Skip to main content
Request a Proposal
S2760 Legislation

Understanding S2760/A4384 Legislation:

In January 2024, the State of New Jersey adopted the S2760/A4384 Legislation, which is designed to put in place appropriate procedures for inspecting, evaluating, and maintaining the structural integrity of certain residential housing structures within this State. The legislation mandates that specific Common Interest Community (CIC) structures undergo inspection and evaluation by a structural inspector licensed in New Jersey, during the pre-construction, construction, and post-construction stages of the buildings. It also ensures that Associations/Owners have sufficient reserve funds on hand to carry out necessary maintenance repairs to the building components and shared spaces.

Building safety assessments in New Jersey, Residential property maintenance laws NJ, New Jersey legislation S2760/A4384, S2760, A4384

As stipulated in the legislation, its provisions are applicable to any residential building that is categorized as use group R-1 or use group R-2, and has a primary load-bearing system made of concrete, masonry, steel, or a hybrid structure. This includes, but is not limited to, heavy timber and buildings with podium decks.

New & Existing Building Initial Structural Inspection Requirements:

  • The initial inspection must take place within the following time frames:
    • For buildings where the certificate of occupancy was issued after January 8, 2024, an initial structural inspection must be performed within the earlier of:
      • 15 years of the date on which the covered building receives a certificate of occupancy.
      • 60 days after observable damage to the primary load bearing system.
    • For buildings where the certificate of occupancy was issued before January 8, 2024, an initial structure inspection must be performed within 2 years.
  • A structural inspector, who must be a licensed Professional Engineer (PE) in New Jersey, is required to issue a written report detailing any necessary repairs to the primary load-bearing system.
  • The structural inspector is tasked with determining a reasonable time frame for the next inspection. However, this must not exceed 10 years after the first inspection, during the first 20 years following the issuance of the Certificate of Occupancy (C.O.), or no more than 5 years if the building is older than 20 years.
  • Reports must be submitted directly by the structural inspector to the municipal appointing authority, the construction official, and the enforcing agency.
  • Buildings made of light timber framing, including those with prefabricated timber truss elements, are exempt from the requirements of the new legislation, unless they are constructed on a concrete podium.

In addition to structural integrity the S2760/A4384 legislature specifies requirements for capital reserve studies for buildings. This proposal does not includes performing a capital reserve study but If requested, O&S can provide a separate proposal.
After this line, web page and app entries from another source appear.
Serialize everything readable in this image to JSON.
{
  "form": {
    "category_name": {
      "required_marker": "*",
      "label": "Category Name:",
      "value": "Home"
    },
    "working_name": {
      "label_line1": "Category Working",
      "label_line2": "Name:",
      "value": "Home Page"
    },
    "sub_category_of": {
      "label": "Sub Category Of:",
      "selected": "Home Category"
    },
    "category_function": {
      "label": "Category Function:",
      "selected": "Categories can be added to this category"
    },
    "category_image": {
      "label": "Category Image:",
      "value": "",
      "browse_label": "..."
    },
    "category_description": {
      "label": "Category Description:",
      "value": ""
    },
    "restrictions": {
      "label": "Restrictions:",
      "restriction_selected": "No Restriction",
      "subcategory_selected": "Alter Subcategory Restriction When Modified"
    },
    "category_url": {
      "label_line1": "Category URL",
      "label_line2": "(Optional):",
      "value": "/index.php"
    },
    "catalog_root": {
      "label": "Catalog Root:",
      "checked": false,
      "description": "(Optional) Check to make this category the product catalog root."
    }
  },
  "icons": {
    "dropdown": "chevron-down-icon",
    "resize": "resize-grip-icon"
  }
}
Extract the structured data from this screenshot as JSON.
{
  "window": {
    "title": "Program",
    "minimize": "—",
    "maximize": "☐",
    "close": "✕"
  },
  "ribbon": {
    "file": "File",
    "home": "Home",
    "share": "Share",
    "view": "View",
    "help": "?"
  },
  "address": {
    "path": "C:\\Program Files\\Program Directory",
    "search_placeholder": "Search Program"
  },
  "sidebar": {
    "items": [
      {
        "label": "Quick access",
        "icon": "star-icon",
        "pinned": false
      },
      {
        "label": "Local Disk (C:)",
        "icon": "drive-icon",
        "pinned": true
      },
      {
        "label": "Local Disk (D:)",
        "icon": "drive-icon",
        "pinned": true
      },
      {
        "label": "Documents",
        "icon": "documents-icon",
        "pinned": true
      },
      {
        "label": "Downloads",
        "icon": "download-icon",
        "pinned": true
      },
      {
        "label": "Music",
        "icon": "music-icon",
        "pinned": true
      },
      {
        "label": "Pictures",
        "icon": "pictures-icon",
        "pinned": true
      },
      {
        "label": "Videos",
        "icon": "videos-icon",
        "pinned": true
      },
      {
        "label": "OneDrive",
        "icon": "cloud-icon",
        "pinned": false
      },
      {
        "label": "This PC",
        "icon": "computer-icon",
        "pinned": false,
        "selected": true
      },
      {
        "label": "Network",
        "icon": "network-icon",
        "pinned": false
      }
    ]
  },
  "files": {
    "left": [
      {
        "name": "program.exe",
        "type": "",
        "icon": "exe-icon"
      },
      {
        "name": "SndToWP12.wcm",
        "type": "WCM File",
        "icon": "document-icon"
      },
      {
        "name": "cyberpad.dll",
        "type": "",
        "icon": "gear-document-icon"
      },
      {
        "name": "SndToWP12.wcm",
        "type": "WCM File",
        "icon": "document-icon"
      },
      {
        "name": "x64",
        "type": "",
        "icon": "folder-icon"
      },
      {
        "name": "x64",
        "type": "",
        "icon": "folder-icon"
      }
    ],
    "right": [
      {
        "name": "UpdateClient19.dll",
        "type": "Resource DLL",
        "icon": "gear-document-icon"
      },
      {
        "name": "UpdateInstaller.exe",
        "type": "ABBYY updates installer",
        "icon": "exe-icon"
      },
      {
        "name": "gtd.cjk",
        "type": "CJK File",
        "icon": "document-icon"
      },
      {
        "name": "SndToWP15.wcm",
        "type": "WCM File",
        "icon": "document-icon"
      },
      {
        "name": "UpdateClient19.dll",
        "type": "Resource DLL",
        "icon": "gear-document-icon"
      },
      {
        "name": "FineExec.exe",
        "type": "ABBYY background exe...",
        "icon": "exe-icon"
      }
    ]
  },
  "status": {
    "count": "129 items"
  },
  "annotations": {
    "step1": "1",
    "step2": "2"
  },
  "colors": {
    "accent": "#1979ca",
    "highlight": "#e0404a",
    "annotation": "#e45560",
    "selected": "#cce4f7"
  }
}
The Invaluable Role of Engineers and Architects in Inspections:

Engaging the expertise of engineers and architects is integral to the successful implementation of the S2760/A4384 legislation. These professionals bring a unique skill set to the table, combining technical prowess with a keen understanding of architectural design principles. Their roles in the inspection process are multifaceted and include:

Housing community structural engineering, Structural integrity inspections, Residential building structural assessments, Housing community safety evaluations, Structural engineering for residential complexes, Building stability assessments, S2760/A4384, S2760, A4384
  1. Structural Analysis: Engineers employ their technical expertise to conduct in-depth structural analyses. They assess the integrity of foundational elements, load-bearing structures, and other critical components to ensure that they meet safety standards.
  2. Material Assessment: Engineers are equipped to evaluate the condition of materials used in construction. This includes assessing the durability and resilience of materials over time, identifying signs of wear or deterioration that may compromise structural integrity.
  3. Code Compliance: Architects play a crucial role in ensuring that buildings adhere to local building codes and regulations. They ensure that structural designs align with safety standards and that any modifications or renovations comply with applicable laws.
  4. Aesthetic and Functional Considerations: Architects contribute not only to the structural aspects but also to the aesthetic and functional considerations of a building. This holistic approach ensures that homes are not only safe but also aesthetically pleasing and functional for occupants.

The S2760/A4384 study will assess the condition of the following components and systems to detect any structural distress of the building including, but not limited to:

  1. Building columns, beams and girders where visually observable.
  2. Building façade
  3. Retaining walls
  4. Foundation/ pile caps where visually observable
  5. Balconies
  6. Rooftops and associated structures
  7. Interior lobby spaces
  8. Interior corridor spaces
  9. Interior stairwell spaces
  10. Mechanical rooms
  11. Parking Garage

Read more about the legislation here:

Read more about the S2760 Legislation on our website: HERE

Learn about how an engineer can inspect your building: HERE

Hurricane-resistant design, Storm-resistant structures, Wind-resistant engineering, Severe weather resilience, Building code compliance, Structural fortification, Climate-resilient construction, Impact-resistant materials